(Entries from a dataset of interfaces)
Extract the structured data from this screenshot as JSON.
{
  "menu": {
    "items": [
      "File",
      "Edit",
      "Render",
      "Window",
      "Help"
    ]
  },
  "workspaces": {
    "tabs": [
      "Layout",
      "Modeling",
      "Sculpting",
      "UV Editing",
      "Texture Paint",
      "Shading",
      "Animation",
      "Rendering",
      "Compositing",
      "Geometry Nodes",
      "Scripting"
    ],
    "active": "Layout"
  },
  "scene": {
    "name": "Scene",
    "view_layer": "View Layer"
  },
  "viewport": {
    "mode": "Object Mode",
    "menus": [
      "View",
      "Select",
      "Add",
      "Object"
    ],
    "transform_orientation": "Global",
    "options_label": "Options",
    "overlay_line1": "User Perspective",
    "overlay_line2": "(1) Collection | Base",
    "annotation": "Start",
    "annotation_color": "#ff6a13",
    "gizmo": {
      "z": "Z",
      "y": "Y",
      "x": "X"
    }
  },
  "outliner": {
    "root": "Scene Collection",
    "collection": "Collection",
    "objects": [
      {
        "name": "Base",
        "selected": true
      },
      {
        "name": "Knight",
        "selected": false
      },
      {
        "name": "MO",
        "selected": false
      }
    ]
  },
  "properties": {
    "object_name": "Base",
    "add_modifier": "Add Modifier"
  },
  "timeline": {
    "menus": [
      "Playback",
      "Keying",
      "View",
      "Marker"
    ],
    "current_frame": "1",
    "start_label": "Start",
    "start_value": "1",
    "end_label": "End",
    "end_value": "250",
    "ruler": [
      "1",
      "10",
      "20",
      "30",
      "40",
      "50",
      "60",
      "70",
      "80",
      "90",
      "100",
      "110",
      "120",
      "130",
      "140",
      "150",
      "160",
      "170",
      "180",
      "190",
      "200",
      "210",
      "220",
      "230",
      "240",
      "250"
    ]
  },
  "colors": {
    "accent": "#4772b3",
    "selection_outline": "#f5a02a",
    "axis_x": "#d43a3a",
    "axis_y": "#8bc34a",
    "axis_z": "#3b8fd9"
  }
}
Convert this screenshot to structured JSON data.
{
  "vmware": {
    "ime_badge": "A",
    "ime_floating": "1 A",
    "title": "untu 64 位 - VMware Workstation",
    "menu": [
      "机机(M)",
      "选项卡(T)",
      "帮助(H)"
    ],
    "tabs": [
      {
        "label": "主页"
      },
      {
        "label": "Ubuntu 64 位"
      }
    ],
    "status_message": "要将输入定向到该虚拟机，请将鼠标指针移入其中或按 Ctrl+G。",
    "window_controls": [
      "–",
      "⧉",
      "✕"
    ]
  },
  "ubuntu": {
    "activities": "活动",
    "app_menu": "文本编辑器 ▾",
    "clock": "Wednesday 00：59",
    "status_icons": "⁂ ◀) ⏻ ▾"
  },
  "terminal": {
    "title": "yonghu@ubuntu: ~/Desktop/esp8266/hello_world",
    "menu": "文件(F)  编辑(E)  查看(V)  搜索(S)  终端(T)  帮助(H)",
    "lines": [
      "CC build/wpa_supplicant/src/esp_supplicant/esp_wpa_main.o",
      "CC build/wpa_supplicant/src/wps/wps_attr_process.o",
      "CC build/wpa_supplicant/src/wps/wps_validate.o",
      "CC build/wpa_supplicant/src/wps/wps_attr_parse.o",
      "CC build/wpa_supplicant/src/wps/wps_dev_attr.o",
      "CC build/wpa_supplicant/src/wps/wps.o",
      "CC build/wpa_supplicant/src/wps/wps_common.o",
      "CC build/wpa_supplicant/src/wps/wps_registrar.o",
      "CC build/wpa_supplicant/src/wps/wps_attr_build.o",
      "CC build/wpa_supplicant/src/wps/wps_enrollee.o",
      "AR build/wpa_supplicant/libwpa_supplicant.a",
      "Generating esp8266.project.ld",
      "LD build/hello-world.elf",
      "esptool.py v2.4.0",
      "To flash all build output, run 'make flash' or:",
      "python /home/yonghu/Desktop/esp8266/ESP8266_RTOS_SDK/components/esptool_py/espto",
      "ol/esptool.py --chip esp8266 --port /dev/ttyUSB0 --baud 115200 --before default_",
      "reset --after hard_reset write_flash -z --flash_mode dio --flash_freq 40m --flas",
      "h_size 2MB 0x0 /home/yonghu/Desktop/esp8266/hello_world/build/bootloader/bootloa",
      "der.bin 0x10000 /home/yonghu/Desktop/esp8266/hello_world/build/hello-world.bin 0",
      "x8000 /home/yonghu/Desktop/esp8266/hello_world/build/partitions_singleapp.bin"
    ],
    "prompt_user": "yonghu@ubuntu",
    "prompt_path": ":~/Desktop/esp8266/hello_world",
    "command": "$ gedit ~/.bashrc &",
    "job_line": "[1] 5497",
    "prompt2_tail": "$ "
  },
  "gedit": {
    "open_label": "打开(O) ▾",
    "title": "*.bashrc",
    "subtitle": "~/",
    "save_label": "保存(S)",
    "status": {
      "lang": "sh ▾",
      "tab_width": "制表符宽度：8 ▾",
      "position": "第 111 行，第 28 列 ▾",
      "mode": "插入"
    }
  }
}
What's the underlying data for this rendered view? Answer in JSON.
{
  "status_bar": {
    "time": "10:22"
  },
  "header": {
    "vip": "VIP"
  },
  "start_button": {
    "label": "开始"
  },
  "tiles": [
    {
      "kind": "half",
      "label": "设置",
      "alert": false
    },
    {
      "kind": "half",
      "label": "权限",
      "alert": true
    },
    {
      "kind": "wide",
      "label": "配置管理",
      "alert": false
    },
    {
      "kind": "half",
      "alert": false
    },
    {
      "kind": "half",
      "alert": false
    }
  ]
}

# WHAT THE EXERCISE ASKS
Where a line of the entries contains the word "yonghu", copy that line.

# RESULT BELOW
    "title": "yonghu@ubuntu: ~/Desktop/esp8266/hello_world",
      "python /home/yonghu/Desktop/esp8266/ESP8266_RTOS_SDK/components/esptool_py/espto",
      "h_size 2MB 0x0 /home/yonghu/Desktop/esp8266/hello_world/build/bootloader/bootloa",
      "der.bin 0x10000 /home/yonghu/Desktop/esp8266/hello_world/build/hello-world.bin 0",
      "x8000 /home/yonghu/Desktop/esp8266/hello_world/build/partitions_singleapp.bin"
    "prompt_user": "yonghu@ubuntu",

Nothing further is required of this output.